Riley was one of three men arrested in connection to an August 2020 armed robbery. He was placed on house arrest with a GPS tracker.

News 4 Investigates found Riley violated his bond more than 100 times. St. Louis Circuit Attorney Kim Gardner claims her office tried to keep Riley off the streets.

“We have what’s called oral motions to revoke bond, those can be made orally or written, and in this jurisdiction, they are made orally and that is normal practice, and that was done in this case,” Gardner said during a press conference this week.

Gardner claims her office tried three times to revoke Riley’s bond. Gardner hasn’t shown proof of her office’s motions. She claims one of the times they objected to Riley’s bond was during an August 10, 2022, hearing.

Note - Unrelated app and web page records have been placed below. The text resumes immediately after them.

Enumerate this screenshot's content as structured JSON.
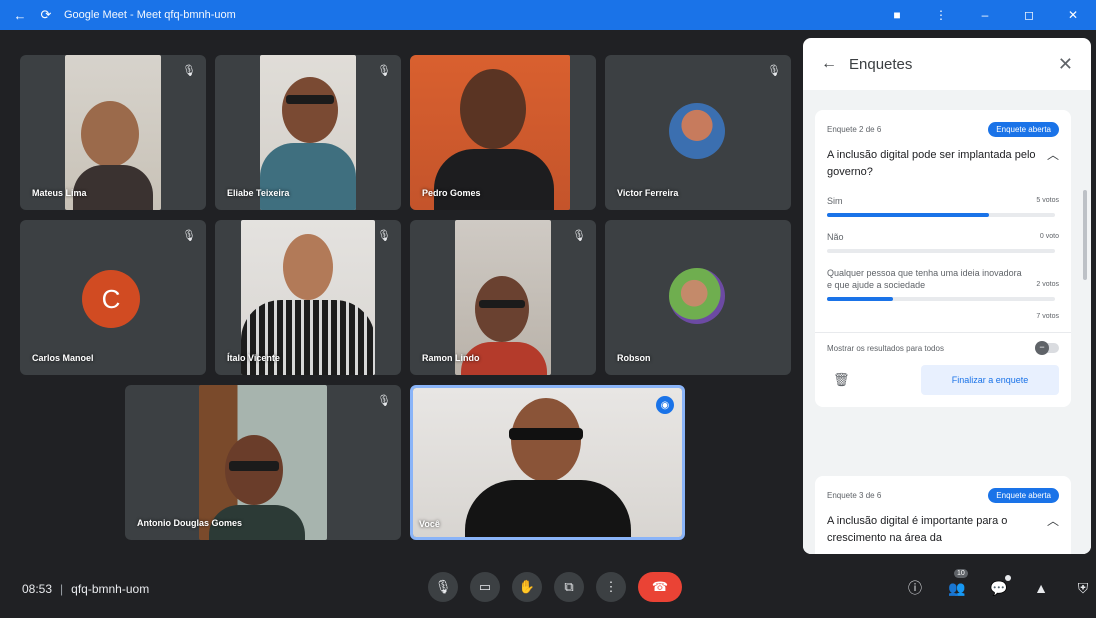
{
  "window": {
    "title": "Google Meet - Meet qfq-bmnh-uom"
  },
  "participants": [
    {
      "name": "Mateus Lima"
    },
    {
      "name": "Eliabe Teixeira"
    },
    {
      "name": "Pedro Gomes"
    },
    {
      "name": "Victor Ferreira"
    },
    {
      "name": "Carlos Manoel",
      "initial": "C"
    },
    {
      "name": "Ítalo Vicente"
    },
    {
      "name": "Ramon Lindo"
    },
    {
      "name": "Robson"
    },
    {
      "name": "Antonio Douglas Gomes"
    },
    {
      "name": "Você"
    }
  ],
  "bottom": {
    "time": "08:53",
    "separator": "|",
    "meeting_code": "qfq-bmnh-uom",
    "people_count": "10"
  },
  "panel": {
    "title": "Enquetes",
    "polls": [
      {
        "meta": "Enquete 2 de 6",
        "status": "Enquete aberta",
        "question": "A inclusão digital pode ser implantada pelo governo?",
        "options": [
          {
            "label": "Sim",
            "votes": "5 votos",
            "fraction": 0.71
          },
          {
            "label": "Não",
            "votes": "0 voto",
            "fraction": 0
          },
          {
            "label": "Qualquer pessoa que tenha uma ideia inovadora e que ajude a sociedade",
            "votes": "2 votos",
            "fraction": 0.29
          }
        ],
        "total": "7 votos",
        "show_results_label": "Mostrar os resultados para todos",
        "end_label": "Finalizar a enquete"
      },
      {
        "meta": "Enquete 3 de 6",
        "status": "Enquete aberta",
        "question": "A inclusão digital é importante para o crescimento na área da"
      }
    ]
  },
  "colors": {
    "titlebar": "#1a73e8",
    "accent": "#1a73e8",
    "hangup": "#ea4335",
    "stage_bg": "#202124",
    "tile_bg": "#3c4043"
  }
}
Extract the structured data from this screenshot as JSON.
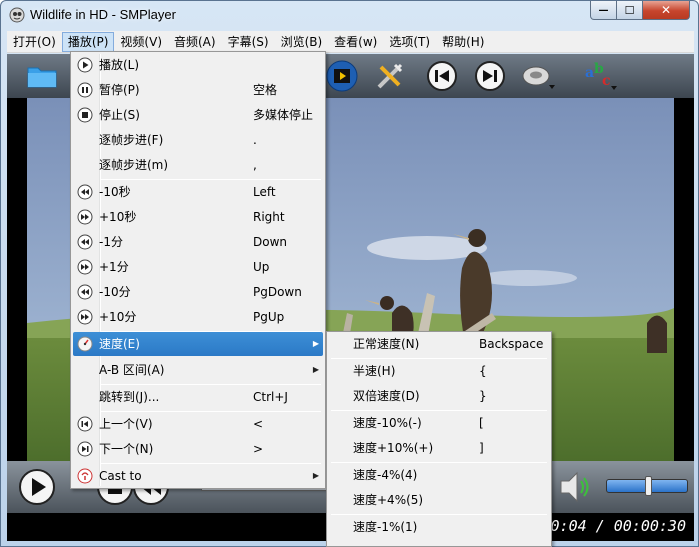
{
  "window": {
    "title": "Wildlife in HD - SMPlayer",
    "minimize_glyph": "—",
    "maximize_glyph": "☐",
    "close_glyph": "✕"
  },
  "menubar": {
    "items": [
      {
        "label": "打开(O)"
      },
      {
        "label": "播放(P)"
      },
      {
        "label": "视频(V)"
      },
      {
        "label": "音频(A)"
      },
      {
        "label": "字幕(S)"
      },
      {
        "label": "浏览(B)"
      },
      {
        "label": "查看(w)"
      },
      {
        "label": "选项(T)"
      },
      {
        "label": "帮助(H)"
      }
    ]
  },
  "toolbar": {
    "icons": [
      "open-folder-icon",
      "video-clip-icon",
      "tools-icon",
      "previous-icon",
      "next-icon",
      "audio-icon",
      "subtitle-icon"
    ]
  },
  "play_menu": {
    "items": [
      {
        "label": "播放(L)",
        "shortcut": "",
        "icon": "play-icon"
      },
      {
        "label": "暂停(P)",
        "shortcut": "空格",
        "icon": "pause-icon"
      },
      {
        "label": "停止(S)",
        "shortcut": "多媒体停止",
        "icon": "stop-icon"
      },
      {
        "label": "逐帧步进(F)",
        "shortcut": ".",
        "icon": ""
      },
      {
        "label": "逐帧步进(m)",
        "shortcut": ",",
        "icon": ""
      },
      {
        "label": "-10秒",
        "shortcut": "Left",
        "icon": "rewind-icon"
      },
      {
        "label": "+10秒",
        "shortcut": "Right",
        "icon": "forward-icon"
      },
      {
        "label": "-1分",
        "shortcut": "Down",
        "icon": "rewind-icon"
      },
      {
        "label": "+1分",
        "shortcut": "Up",
        "icon": "forward-icon"
      },
      {
        "label": "-10分",
        "shortcut": "PgDown",
        "icon": "rewind-icon"
      },
      {
        "label": "+10分",
        "shortcut": "PgUp",
        "icon": "forward-icon"
      },
      {
        "label": "速度(E)",
        "shortcut": "",
        "icon": "speed-icon",
        "submenu": true
      },
      {
        "label": "A-B 区间(A)",
        "shortcut": "",
        "icon": "",
        "submenu": true
      },
      {
        "label": "跳转到(J)...",
        "shortcut": "Ctrl+J",
        "icon": ""
      },
      {
        "label": "上一个(V)",
        "shortcut": "<",
        "icon": "previous-icon"
      },
      {
        "label": "下一个(N)",
        "shortcut": ">",
        "icon": "next-icon"
      },
      {
        "label": "Cast to",
        "shortcut": "",
        "icon": "cast-icon",
        "submenu": true
      }
    ]
  },
  "speed_menu": {
    "items": [
      {
        "label": "正常速度(N)",
        "shortcut": "Backspace"
      },
      {
        "label": "半速(H)",
        "shortcut": "{"
      },
      {
        "label": "双倍速度(D)",
        "shortcut": "}"
      },
      {
        "label": "速度-10%(-)",
        "shortcut": "["
      },
      {
        "label": "速度+10%(+)",
        "shortcut": "]"
      },
      {
        "label": "速度-4%(4)",
        "shortcut": ""
      },
      {
        "label": "速度+4%(5)",
        "shortcut": ""
      },
      {
        "label": "速度-1%(1)",
        "shortcut": ""
      }
    ]
  },
  "status": {
    "time": "00:00:04 / 00:00:30"
  },
  "colors": {
    "highlight": "#2b79c6",
    "toolbar": "#4b535b"
  }
}
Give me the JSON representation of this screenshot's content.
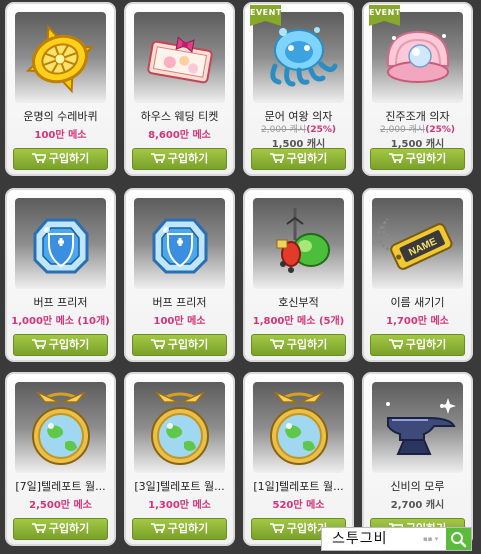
{
  "buy_label": "구입하기",
  "event_label": "EVENT",
  "search": {
    "value": "스투그비",
    "icon": "search-icon",
    "dropdown_icon": "chevron-down-icon"
  },
  "colors": {
    "price": "#d8337a",
    "button": "#86b034",
    "event_badge": "#86a82b",
    "search_button": "#5bbb3b"
  },
  "items": [
    {
      "name": "운명의 수레바퀴",
      "price": "100만 메소",
      "icon": "golden-wheel-icon"
    },
    {
      "name": "하우스 웨딩 티켓",
      "price": "8,600만 메소",
      "icon": "wedding-ticket-icon"
    },
    {
      "name": "문어 여왕 의자",
      "event": true,
      "original_price": "2,000 캐시",
      "discount": "(25%)",
      "price": "1,500 캐시",
      "icon": "octopus-chair-icon"
    },
    {
      "name": "진주조개 의자",
      "event": true,
      "original_price": "2,000 캐시",
      "discount": "(25%)",
      "price": "1,500 캐시",
      "icon": "pearl-clam-chair-icon"
    },
    {
      "name": "버프 프리저",
      "price": "1,000만 메소 (10개)",
      "icon": "buff-freezer-icon"
    },
    {
      "name": "버프 프리저",
      "price": "100만 메소",
      "icon": "buff-freezer-icon"
    },
    {
      "name": "호신부적",
      "price": "1,800만 메소 (5개)",
      "icon": "safety-charm-icon"
    },
    {
      "name": "이름 새기기",
      "price": "1,700만 메소",
      "icon": "name-tag-icon"
    },
    {
      "name": "[7일]텔레포트 월...",
      "price": "2,500만 메소",
      "icon": "teleport-world-map-icon"
    },
    {
      "name": "[3일]텔레포트 월...",
      "price": "1,300만 메소",
      "icon": "teleport-world-map-icon"
    },
    {
      "name": "[1일]텔레포트 월...",
      "price": "520만 메소",
      "icon": "teleport-world-map-icon"
    },
    {
      "name": "신비의 모루",
      "price": "2,700 캐시",
      "price_gray": true,
      "icon": "anvil-icon"
    }
  ]
}
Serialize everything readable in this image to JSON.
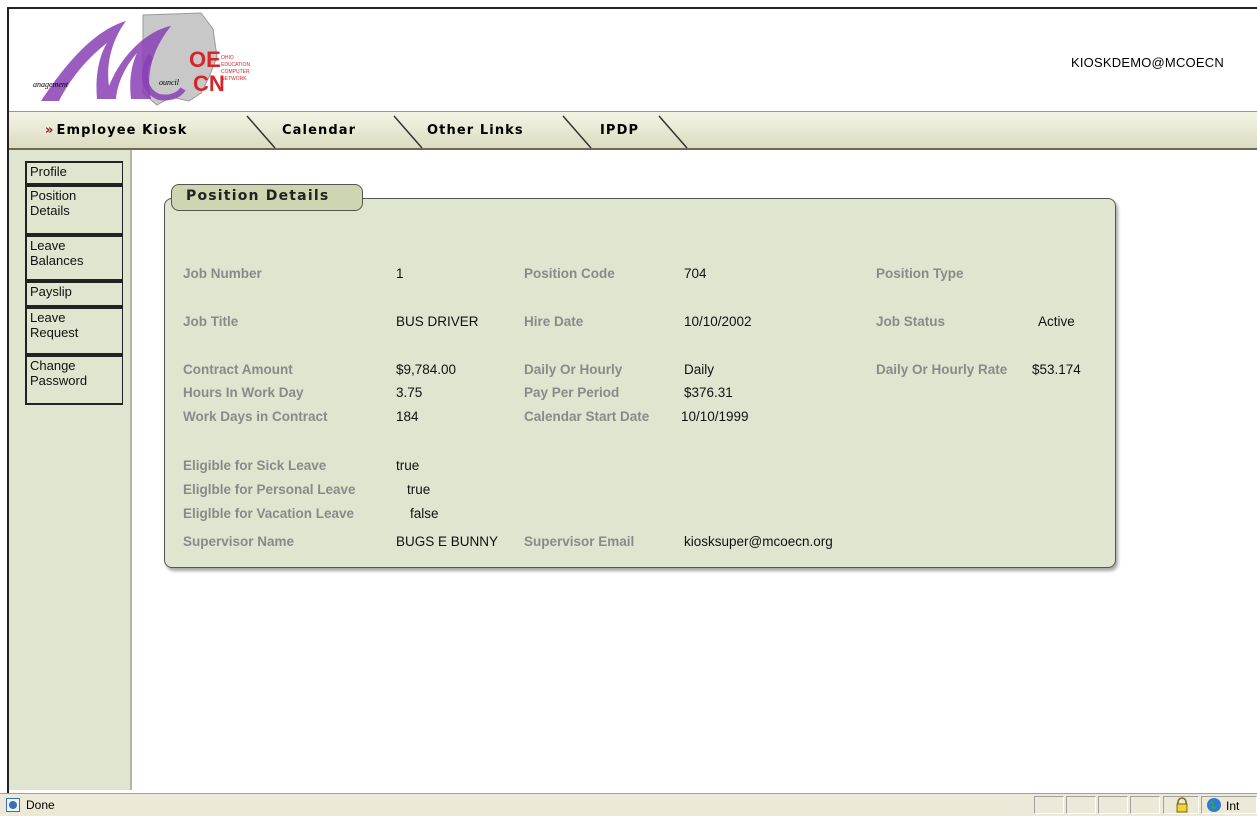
{
  "header": {
    "user": "KIOSKDEMO@MCOECN"
  },
  "logo": {
    "left_script": "anagement",
    "right_script": "ouncil",
    "oecn_lines": [
      "OHIO",
      "EDUCATION",
      "COMPUTER",
      "NETWORK"
    ]
  },
  "nav": {
    "prefix": "»",
    "tabs": [
      "Employee Kiosk",
      "Calendar",
      "Other Links",
      "IPDP"
    ]
  },
  "sidebar": {
    "items": [
      {
        "label_1": "Profile",
        "label_2": ""
      },
      {
        "label_1": "Position",
        "label_2": "Details"
      },
      {
        "label_1": "Leave",
        "label_2": "Balances"
      },
      {
        "label_1": "Payslip",
        "label_2": ""
      },
      {
        "label_1": "Leave",
        "label_2": "Request"
      },
      {
        "label_1": "Change",
        "label_2": "Password"
      }
    ]
  },
  "panel": {
    "title": "Position Details",
    "fields": {
      "job_number_label": "Job Number",
      "job_number": "1",
      "position_code_label": "Position Code",
      "position_code": "704",
      "position_type_label": "Position Type",
      "position_type": "",
      "job_title_label": "Job Title",
      "job_title": "BUS DRIVER",
      "hire_date_label": "Hire Date",
      "hire_date": "10/10/2002",
      "job_status_label": "Job Status",
      "job_status": "Active",
      "contract_amount_label": "Contract Amount",
      "contract_amount": "$9,784.00",
      "daily_hourly_label": "Daily Or Hourly",
      "daily_hourly": "Daily",
      "rate_label": "Daily Or Hourly Rate",
      "rate": "$53.174",
      "hours_label": "Hours In Work Day",
      "hours": "3.75",
      "pay_period_label": "Pay Per Period",
      "pay_period": "$376.31",
      "work_days_label": "Work Days in Contract",
      "work_days": "184",
      "cal_start_label": "Calendar Start Date",
      "cal_start": "10/10/1999",
      "sick_label": "Eligible for Sick Leave",
      "sick": "true",
      "personal_label": "Eliglble for Personal Leave",
      "personal": "true",
      "vacation_label": "Eliglble for Vacation Leave",
      "vacation": "false",
      "supervisor_label": "Supervisor Name",
      "supervisor": "BUGS E BUNNY",
      "sup_email_label": "Supervisor Email",
      "sup_email": "kiosksuper@mcoecn.org"
    }
  },
  "status": {
    "text": "Done",
    "zone": "Int"
  },
  "colors": {
    "panel_bg": "#dfe5cf",
    "label_gray": "#8a8a8a",
    "nav_prefix": "#8b1a1a",
    "logo_purple": "#8a3fb5",
    "logo_red": "#d7262b"
  }
}
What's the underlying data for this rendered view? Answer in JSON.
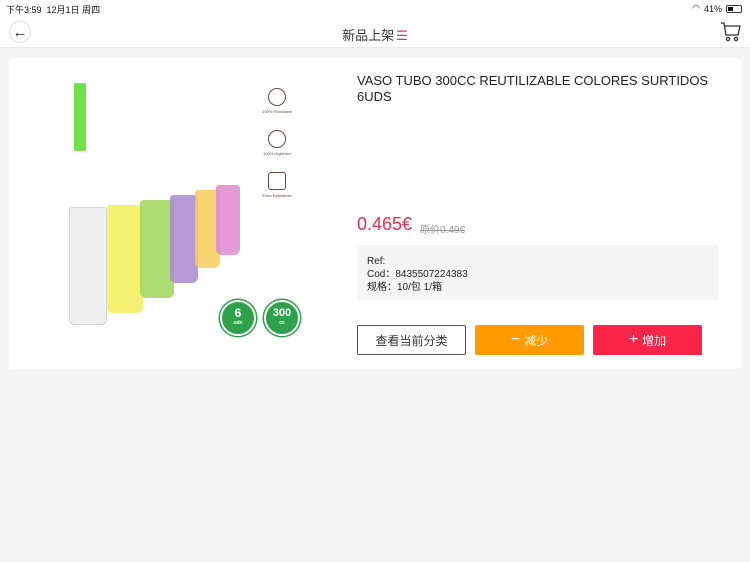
{
  "status": {
    "time": "下午3:59",
    "date": "12月1日 周四",
    "battery": "41%",
    "battery_level": 0.41
  },
  "nav": {
    "title": "新品上架",
    "menu_icon": "menu-lines-icon"
  },
  "product": {
    "name": "VASO TUBO 300CC REUTILIZABLE COLORES SURTIDOS 6UDS",
    "price": "0.465€",
    "original_price": "原价0.49€",
    "ref": "Ref:",
    "cod": "Cod：8435507224383",
    "spec": "规格：10/包 1/箱",
    "image_features": [
      "100% Reciclable",
      "100% Higiénico",
      "Extra Resistente"
    ],
    "badges": [
      {
        "big": "6",
        "small": "uds"
      },
      {
        "big": "300",
        "small": "cc"
      }
    ],
    "cup_colors": [
      "#eeeeee",
      "#f2ee5a",
      "#9fd65a",
      "#a98ad0",
      "#f8cd5a",
      "#dd8ad0"
    ]
  },
  "buttons": {
    "category": "查看当前分类",
    "decrease": "减少",
    "increase": "增加"
  }
}
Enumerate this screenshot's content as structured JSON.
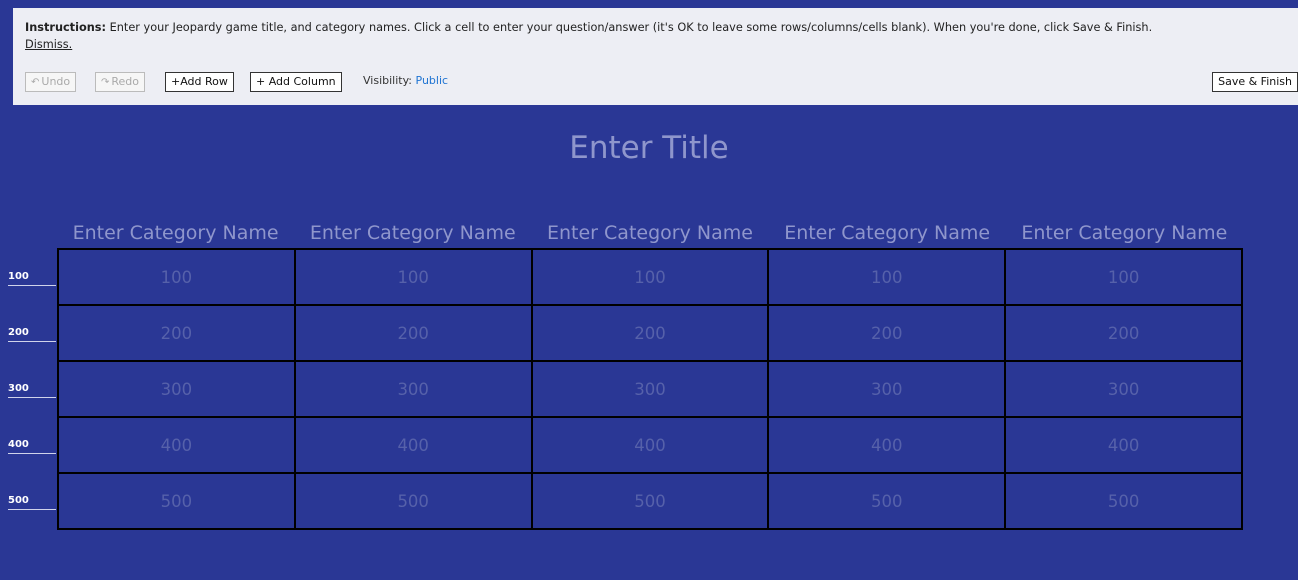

News 4 Investigates checked court transcripts from that hearing, which show prosecutors agreeing to Riley being kept on bond with a GPS tracker. There are no objections from prosecutors noted in the court transcript.

“Anytime there would be any kind of a motion to revoke, I would demand that there be some kind of record made of it so court reporter would be taking it down,” explained St. Louis defense lawyer Mark Hammer, who worked as an assistant prosecuting attorney in Washington and Minnesota before moving to St. Louis.

News 4 Investigates checked St. Louis Circuit Court bond records. The most recent records available are from December 2022 and show that over six months, 373 people who were arrested and awaiting trial were released on bond. That’s well above the 292 people who were held in jail during the same time period.

Hammer says there’s a good reason for that: cases aren’t going to trial fast enough.

“If they’re able to get you in for a trial in six to nine months, the judges feel a lot less pressure about keeping you in custody,” Hammer added.

If someone breaks their bond, lawyers on the case get notified.

Retired St. Louis Police Sgt. James Dandridge says his son is the victim in the armed robbery case involving Riley. He told News 4 that prosecutors never told his family about Riley’s dozens of bond violations.

“If someone’s under house arrest and they violate that house arrest and they’re out, you should notify that victim and warn them that the suspect is out,” Dandridge said. “I truly don’t know what’s going on down there. How is this justice for my family, for my son?”